Mental Health America of Kentucky has several resources for use within congregations. If you are interested in creating a mental health ministry within your congregation, reserving a speaker, or any of our other resources, please contact Bonnie Cook at bcook@mhaky.org or call 859-684-7777.

Psychiatric Advance Directives: Taking Care of Yourself

An advance directive is a written document that expresses your wishes in advance about what types of treatments, services and other assistance you want during a personal mental health crisis. A directive provides a clear statement of your medical treatment preferences and other wishes or instructions. You can also use it to grant legal decision-making authority to another person to be your advocate and agent until the crisis is over.

What are the benefits of having an advance directive?

A psychiatric advance directive can:

  • Promote your autonomy and empowerment;
  • Enhance communications between you, your doctor, treatment team and family;
  • Protect you from ineffective, unwanted or possibly harmful treatment or actions;
  • Help prevent crisis situations and reduce the use of involuntary treatment or safety interventions, such as restraint or seclusion.

Visit MHA’s website for more information – Psychiatric Advance Directives: Taking Care of Yourself

Destination: Recovery

If you live with mental illness, you may be struggling to find treatment, manage your medication and cope with life’s challenges effectively. There is ample cause for hope. You are not alone, help is available, mental health conditions are treatable, and you can take practical steps to recover your life. Here you’ll find interactive tools and resources to help you better understand your treatment options, work closely with your health care provider, learn about the supports available to you, and start on your recovery journey.

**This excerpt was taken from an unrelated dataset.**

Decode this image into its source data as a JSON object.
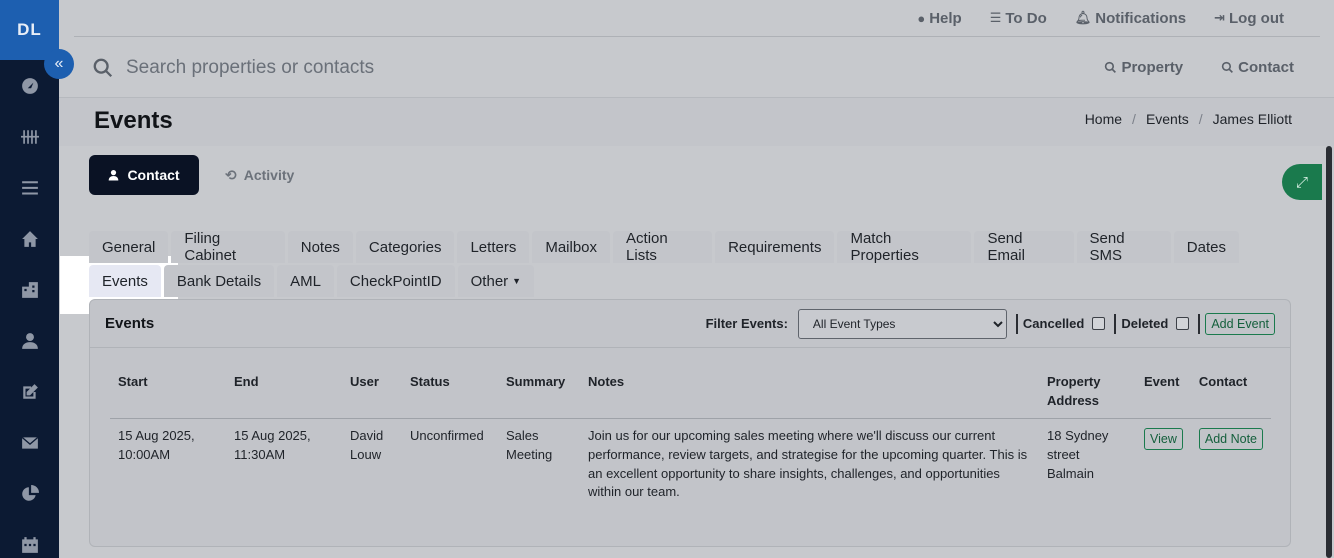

Road to RecoveryUse the Dialogue for Recovery tools to open up communication with your provider. Educate yourself about treatment options, paying for care, and getting the most from your treatment. Get practical advice on handling many challenges you might be facing, like finding the right medication, securing housing, pursuing education and work, and managing money. On this site, you will find information about how to start and maintain your recovery and live your richest, fullest life. Friends and loved ones will also find information here about how best to support you in your journey to recovery and wellness.